━━ Records for the exercise

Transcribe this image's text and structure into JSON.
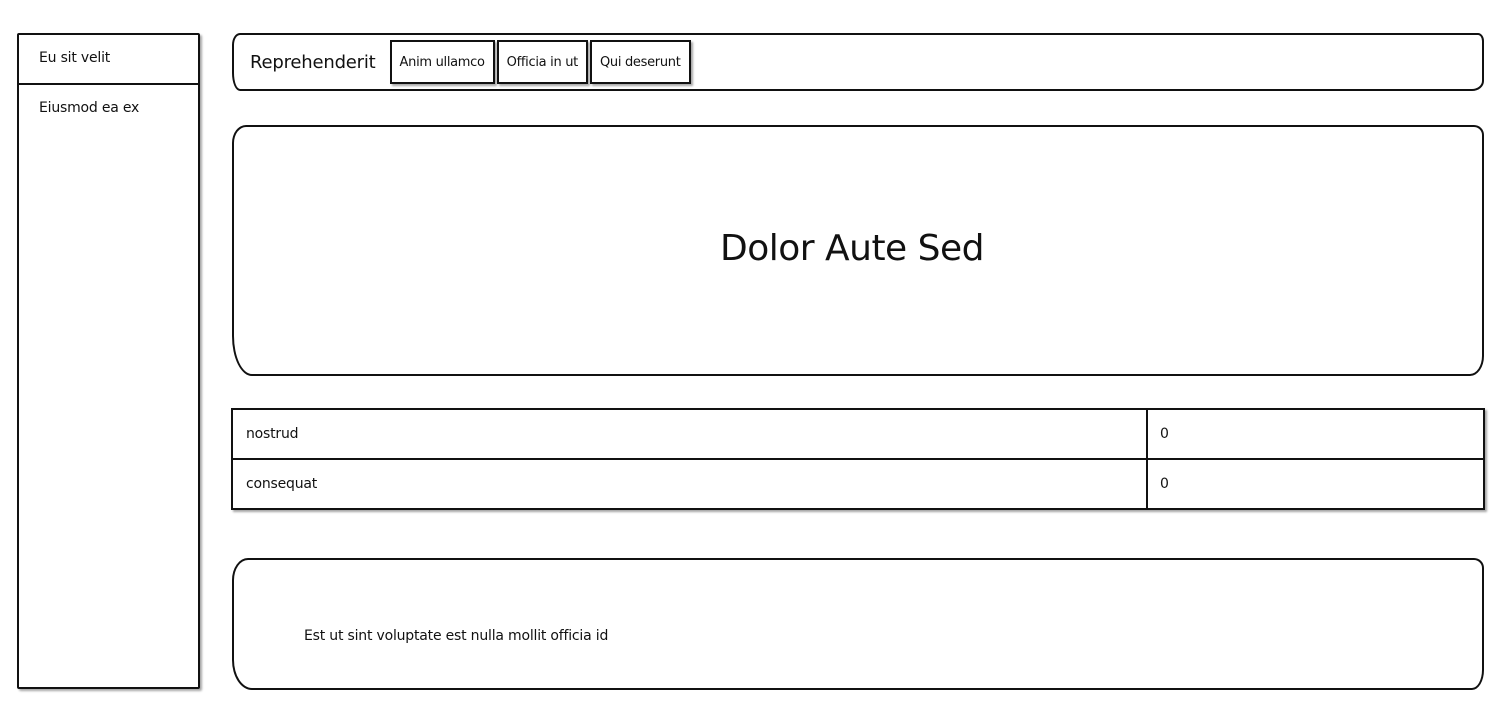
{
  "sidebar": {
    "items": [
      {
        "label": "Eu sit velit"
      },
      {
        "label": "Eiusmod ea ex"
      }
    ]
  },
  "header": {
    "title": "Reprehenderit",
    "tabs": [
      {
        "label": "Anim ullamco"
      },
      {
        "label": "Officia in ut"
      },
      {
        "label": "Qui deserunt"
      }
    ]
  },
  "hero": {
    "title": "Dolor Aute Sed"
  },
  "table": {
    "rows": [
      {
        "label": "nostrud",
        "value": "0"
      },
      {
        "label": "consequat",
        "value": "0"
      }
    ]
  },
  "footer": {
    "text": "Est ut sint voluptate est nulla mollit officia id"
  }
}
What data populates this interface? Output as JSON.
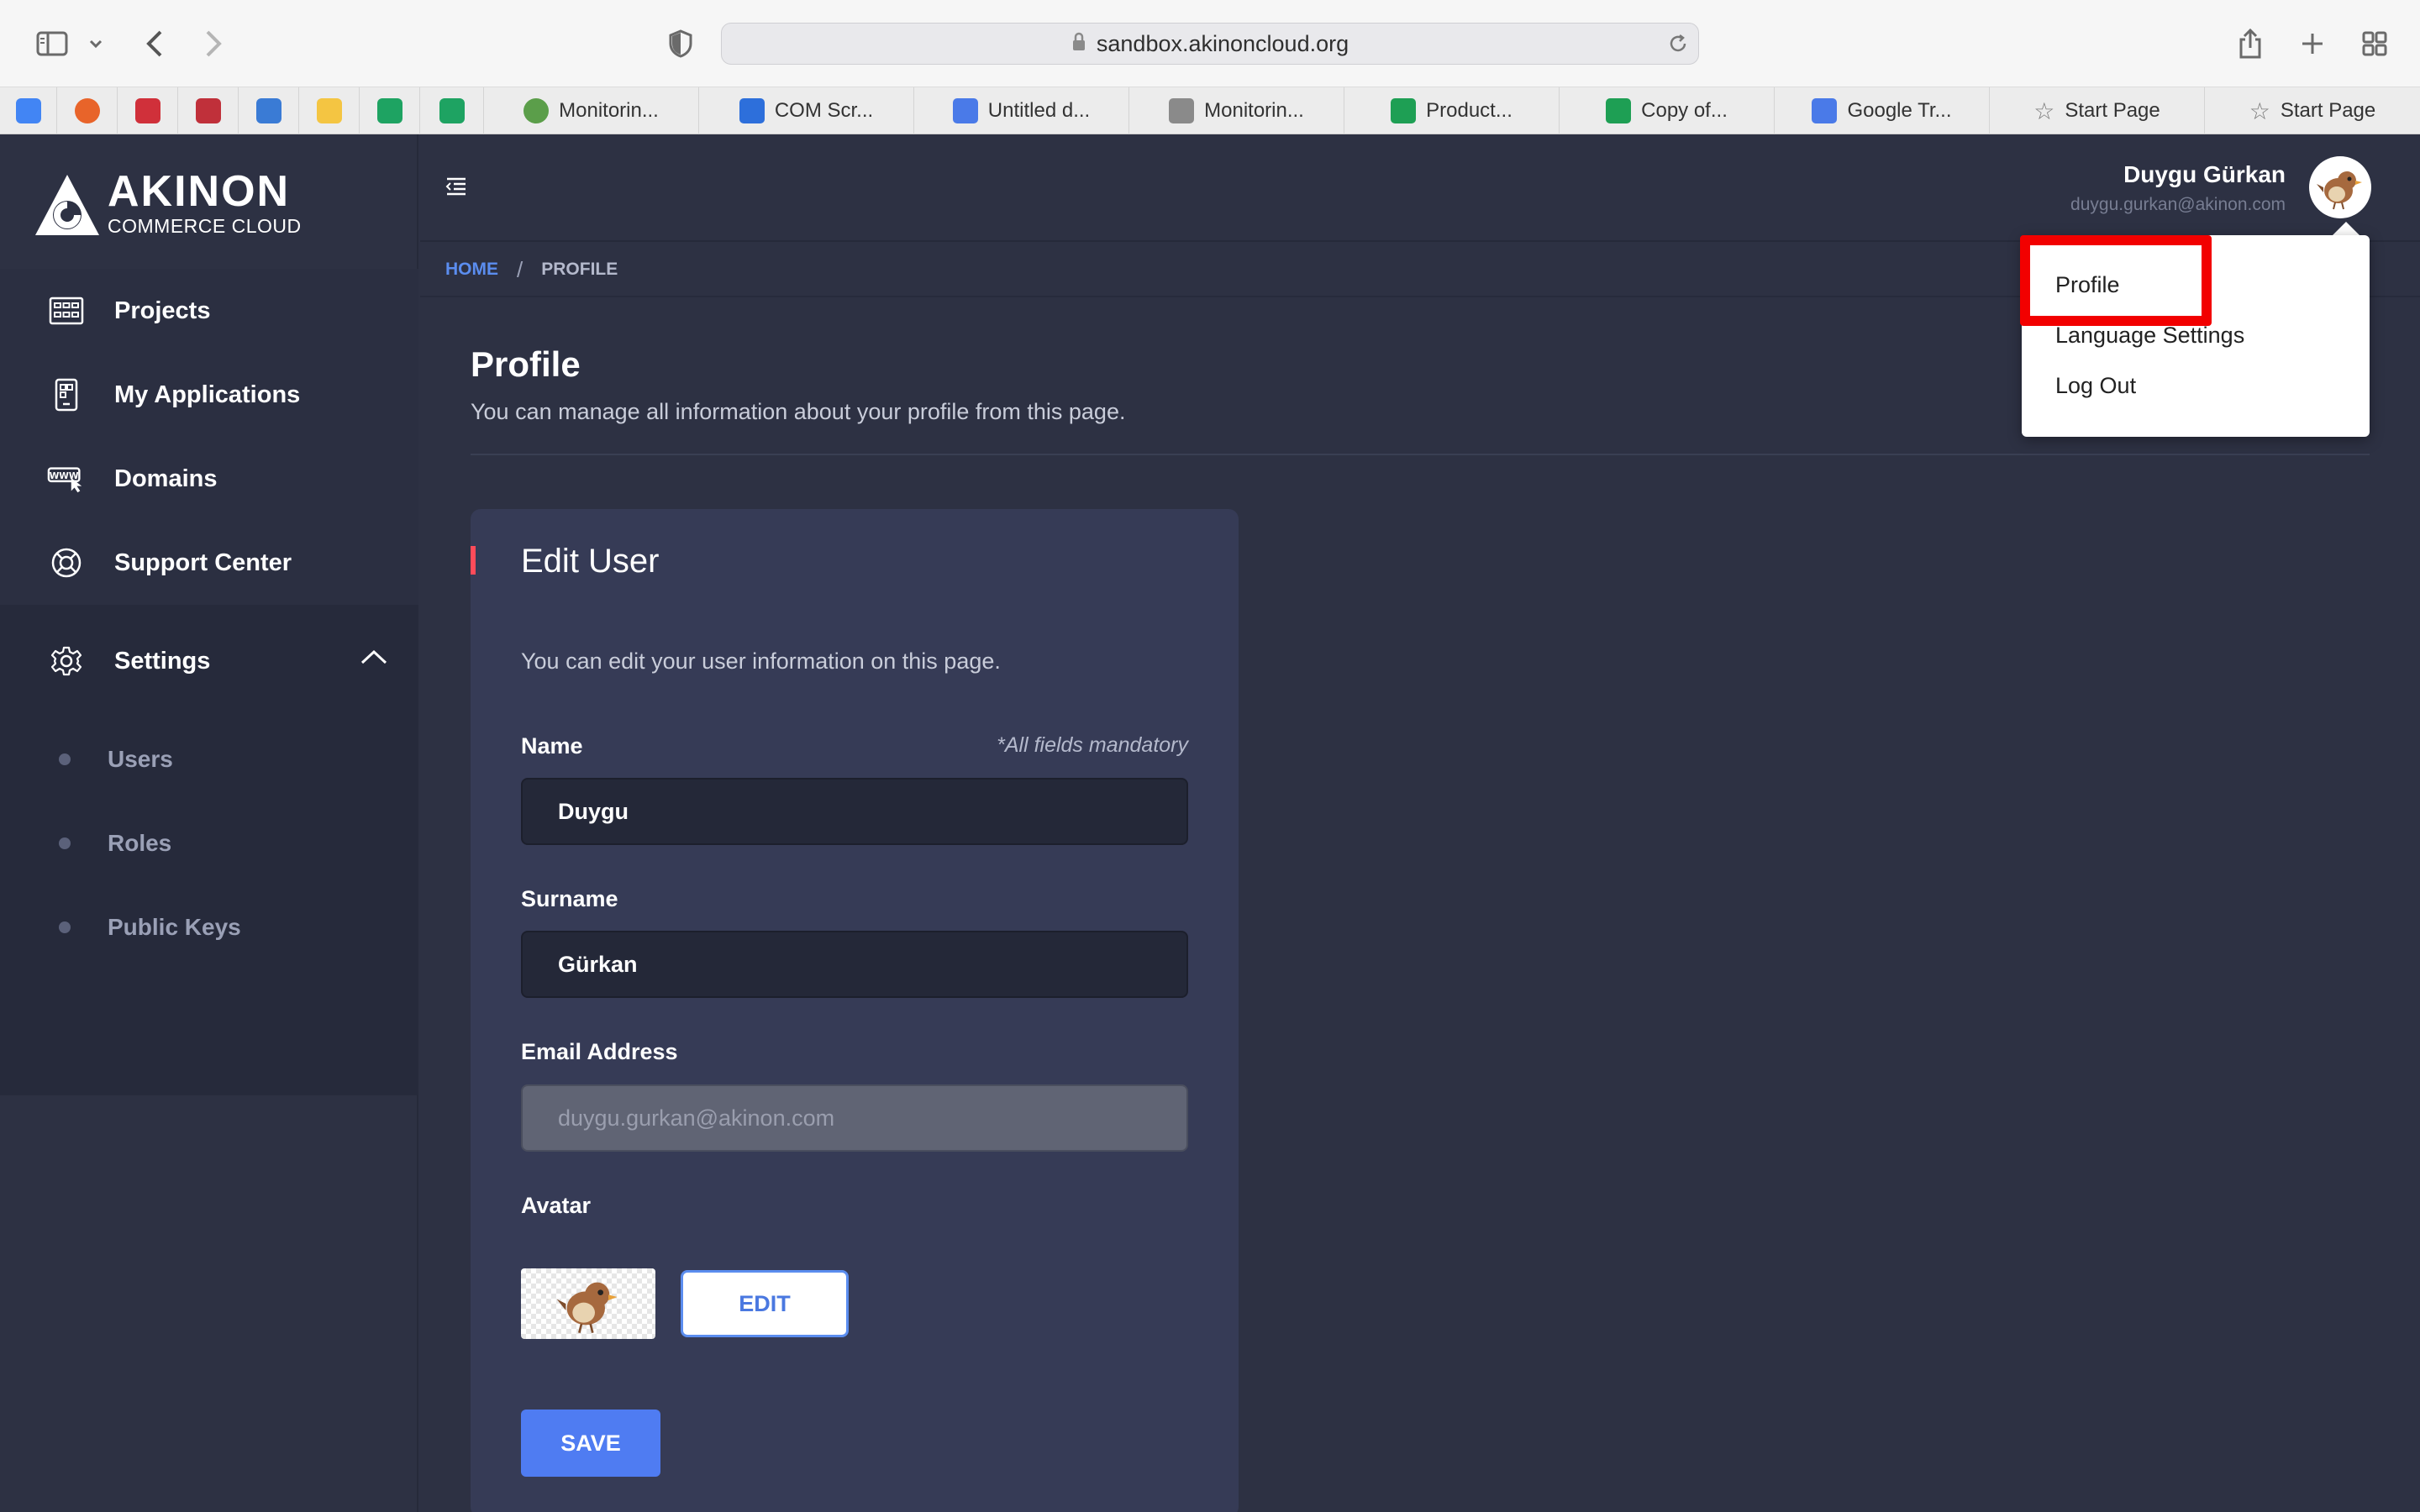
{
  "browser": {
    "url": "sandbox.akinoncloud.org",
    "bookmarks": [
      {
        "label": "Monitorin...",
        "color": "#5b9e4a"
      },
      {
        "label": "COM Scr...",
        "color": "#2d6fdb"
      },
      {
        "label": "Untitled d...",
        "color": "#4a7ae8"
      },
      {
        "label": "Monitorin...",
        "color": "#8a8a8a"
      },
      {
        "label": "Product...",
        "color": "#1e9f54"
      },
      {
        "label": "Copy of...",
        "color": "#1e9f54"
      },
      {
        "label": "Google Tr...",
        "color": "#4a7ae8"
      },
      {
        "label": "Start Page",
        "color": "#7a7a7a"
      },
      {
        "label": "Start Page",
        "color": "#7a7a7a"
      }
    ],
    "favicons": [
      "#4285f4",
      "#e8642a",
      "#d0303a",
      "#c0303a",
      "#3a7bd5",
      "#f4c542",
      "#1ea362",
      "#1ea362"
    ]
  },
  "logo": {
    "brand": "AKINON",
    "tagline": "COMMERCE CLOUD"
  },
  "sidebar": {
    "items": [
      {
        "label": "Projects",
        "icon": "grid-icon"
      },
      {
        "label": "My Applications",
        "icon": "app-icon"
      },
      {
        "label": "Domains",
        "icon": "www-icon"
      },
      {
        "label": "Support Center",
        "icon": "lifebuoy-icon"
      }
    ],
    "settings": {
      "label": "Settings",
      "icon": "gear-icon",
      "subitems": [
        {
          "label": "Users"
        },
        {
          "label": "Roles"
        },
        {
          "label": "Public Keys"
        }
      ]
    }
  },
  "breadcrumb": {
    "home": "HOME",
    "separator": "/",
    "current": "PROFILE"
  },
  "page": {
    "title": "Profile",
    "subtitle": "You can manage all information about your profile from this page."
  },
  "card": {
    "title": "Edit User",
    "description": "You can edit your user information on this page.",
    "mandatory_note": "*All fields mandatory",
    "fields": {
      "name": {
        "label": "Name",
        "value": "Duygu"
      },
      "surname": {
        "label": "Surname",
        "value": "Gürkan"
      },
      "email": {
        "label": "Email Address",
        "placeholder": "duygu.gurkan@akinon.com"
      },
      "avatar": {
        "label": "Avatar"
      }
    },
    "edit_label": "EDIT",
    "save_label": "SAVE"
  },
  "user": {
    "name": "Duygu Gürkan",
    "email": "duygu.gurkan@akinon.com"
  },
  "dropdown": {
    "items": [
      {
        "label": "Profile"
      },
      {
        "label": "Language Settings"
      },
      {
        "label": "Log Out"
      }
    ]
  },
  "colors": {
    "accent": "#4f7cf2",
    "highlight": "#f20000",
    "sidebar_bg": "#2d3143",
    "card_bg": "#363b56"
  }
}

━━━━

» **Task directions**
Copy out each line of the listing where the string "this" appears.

» **Task output**
Transcribe this image's text and structure into JSON.
What data populates this interface? Output as JSON.
    "subtitle": "You can manage all information about your profile from this page."
    "description": "You can edit your user information on this page.",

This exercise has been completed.